It’s been a while since I looked at partitioning trees. Last time I did this sort of thing, I like party in R (created by Hothorn). The idea of conditional inference via sampling makes sense to me. But rpart also had appeal.
In the current application (I can’t give details, but it involves trying to determine who will go to jail among a large sample of arrestees) I cannot use advanced methods like random forests, bagging, boosting etc. – I need an easily explicable rule.
I would also like to have some manual control over which nodes split, as recommended in Zhang & Singer (2010) Recursive Partitioning and Applications.
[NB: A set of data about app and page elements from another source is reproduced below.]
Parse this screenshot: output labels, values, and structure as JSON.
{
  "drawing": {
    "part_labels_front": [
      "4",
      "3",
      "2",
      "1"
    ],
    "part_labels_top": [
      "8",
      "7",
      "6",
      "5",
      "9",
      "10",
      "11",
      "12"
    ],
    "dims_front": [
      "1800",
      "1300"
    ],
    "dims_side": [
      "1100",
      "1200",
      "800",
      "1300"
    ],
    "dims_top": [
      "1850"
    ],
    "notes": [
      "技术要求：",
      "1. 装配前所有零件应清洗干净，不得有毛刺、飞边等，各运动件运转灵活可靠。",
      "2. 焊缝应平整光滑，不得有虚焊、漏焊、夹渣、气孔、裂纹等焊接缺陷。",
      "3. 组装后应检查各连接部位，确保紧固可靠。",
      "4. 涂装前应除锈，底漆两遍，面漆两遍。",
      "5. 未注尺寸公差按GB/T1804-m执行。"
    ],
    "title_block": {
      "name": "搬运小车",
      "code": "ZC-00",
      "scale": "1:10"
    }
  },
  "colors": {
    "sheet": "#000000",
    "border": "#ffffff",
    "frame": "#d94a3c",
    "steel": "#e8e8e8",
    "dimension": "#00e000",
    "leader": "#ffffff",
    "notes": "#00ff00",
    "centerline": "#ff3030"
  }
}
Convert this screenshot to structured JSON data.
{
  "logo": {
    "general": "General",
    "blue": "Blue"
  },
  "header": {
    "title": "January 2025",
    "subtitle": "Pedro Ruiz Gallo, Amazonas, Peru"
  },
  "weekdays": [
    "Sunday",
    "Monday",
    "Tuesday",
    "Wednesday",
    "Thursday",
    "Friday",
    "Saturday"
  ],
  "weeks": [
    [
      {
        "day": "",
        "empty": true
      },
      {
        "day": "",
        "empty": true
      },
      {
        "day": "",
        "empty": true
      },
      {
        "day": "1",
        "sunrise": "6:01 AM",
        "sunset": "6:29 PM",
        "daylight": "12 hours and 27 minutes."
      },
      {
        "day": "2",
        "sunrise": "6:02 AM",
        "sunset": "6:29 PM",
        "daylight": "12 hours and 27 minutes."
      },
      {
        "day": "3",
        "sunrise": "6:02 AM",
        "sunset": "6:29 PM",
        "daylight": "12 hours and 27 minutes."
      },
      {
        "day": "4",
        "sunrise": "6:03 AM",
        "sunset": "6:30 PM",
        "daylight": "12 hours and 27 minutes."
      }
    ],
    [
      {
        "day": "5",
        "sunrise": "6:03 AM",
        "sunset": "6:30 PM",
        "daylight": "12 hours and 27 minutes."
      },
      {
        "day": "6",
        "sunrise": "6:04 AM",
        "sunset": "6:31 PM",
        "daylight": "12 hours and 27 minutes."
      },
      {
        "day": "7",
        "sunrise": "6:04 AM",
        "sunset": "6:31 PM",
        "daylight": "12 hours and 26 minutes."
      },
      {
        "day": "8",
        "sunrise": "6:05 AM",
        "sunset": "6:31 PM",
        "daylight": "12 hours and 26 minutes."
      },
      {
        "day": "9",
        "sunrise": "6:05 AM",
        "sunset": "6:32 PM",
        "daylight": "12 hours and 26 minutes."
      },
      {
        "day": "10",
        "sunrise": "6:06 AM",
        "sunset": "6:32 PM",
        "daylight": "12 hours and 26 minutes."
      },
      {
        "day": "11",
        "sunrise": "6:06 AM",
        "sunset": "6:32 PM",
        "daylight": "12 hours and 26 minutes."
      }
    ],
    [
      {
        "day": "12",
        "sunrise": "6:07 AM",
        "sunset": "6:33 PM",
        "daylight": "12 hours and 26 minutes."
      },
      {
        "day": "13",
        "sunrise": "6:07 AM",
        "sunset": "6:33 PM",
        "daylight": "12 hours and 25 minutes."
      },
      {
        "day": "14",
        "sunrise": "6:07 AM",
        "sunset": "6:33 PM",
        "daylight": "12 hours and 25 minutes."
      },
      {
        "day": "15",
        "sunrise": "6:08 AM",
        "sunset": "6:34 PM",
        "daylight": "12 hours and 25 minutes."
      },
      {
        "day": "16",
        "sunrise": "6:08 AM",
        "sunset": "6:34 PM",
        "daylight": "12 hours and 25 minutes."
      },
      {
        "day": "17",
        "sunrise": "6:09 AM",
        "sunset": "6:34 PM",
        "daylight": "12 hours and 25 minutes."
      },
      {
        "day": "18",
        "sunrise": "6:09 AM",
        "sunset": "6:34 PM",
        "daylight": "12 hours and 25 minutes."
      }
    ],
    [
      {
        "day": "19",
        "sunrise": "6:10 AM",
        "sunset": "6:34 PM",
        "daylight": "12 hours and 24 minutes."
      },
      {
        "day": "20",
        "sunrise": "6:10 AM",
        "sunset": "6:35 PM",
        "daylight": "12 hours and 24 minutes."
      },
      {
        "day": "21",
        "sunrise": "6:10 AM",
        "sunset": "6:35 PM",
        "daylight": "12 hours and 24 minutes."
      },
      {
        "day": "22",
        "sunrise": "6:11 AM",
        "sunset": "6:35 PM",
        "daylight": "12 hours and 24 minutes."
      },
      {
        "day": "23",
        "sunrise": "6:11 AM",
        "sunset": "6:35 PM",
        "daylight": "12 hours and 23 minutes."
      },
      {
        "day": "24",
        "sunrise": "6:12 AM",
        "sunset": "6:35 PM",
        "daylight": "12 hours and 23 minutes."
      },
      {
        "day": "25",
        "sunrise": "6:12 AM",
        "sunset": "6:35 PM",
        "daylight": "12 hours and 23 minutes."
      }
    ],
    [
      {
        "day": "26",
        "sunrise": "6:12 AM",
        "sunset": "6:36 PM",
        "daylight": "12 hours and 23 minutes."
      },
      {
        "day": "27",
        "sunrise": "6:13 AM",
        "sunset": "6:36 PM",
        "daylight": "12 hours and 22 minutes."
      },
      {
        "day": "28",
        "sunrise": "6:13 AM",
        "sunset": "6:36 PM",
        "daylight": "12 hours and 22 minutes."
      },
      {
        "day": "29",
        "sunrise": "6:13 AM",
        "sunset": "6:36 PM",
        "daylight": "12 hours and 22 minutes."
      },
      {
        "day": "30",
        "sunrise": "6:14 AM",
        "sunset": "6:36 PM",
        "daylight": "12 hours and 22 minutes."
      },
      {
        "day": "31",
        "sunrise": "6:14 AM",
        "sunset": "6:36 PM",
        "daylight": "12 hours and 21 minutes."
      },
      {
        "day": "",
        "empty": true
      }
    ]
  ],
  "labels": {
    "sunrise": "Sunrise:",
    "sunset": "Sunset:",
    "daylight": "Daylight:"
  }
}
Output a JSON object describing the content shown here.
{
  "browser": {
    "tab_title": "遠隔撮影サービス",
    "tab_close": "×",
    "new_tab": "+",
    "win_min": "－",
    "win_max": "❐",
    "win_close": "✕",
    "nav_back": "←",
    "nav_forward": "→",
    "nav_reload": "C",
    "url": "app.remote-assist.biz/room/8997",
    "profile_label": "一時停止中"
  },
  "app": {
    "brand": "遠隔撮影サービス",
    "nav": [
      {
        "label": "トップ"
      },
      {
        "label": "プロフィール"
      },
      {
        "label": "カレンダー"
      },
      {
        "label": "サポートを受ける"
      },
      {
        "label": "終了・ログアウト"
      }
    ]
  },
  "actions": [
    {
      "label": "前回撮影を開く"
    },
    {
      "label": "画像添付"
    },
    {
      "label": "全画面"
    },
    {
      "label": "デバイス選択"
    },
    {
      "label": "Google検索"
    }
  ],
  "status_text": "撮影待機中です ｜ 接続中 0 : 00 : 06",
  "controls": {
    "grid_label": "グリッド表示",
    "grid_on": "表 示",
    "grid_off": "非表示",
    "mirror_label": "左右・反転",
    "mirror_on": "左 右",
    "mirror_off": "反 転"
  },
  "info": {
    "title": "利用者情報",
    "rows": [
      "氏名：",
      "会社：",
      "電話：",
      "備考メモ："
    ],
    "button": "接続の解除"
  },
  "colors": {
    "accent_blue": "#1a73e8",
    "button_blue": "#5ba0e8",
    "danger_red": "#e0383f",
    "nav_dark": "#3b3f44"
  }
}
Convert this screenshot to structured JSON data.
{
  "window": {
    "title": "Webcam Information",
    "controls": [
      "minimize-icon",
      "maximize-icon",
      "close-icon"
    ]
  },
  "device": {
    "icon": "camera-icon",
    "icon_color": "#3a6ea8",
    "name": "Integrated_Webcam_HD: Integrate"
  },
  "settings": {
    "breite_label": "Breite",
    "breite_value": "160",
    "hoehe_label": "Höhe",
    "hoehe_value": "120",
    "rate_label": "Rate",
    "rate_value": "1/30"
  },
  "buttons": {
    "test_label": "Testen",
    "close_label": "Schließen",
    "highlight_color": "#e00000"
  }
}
The freeware that comes with that book allows this, but is otherwise rather primitive in its user input.
Any recommendations or suggestions?
I agree with @Iterator that the methodology is easier to explain for rpart. However, if you are looking for easily explainable rules, party (without bagged trees) doesn’t lose anything in regard to explaining the prediction – you still have a single tree. If you are also interested in looking at drivers of the outcome variable (not just pure predictive power) I would still think that party is the way to go – explaining that a decision tree (like rpart) can be quite biased in how it selects which variables are important and how it creates splits. Party uses permutation tests and statistically determine which variables are most important and how the splits are made. So, instead of biased leaning towards categorical variables with many levels, like rpart for example, party uses statistical tests to find the best structure.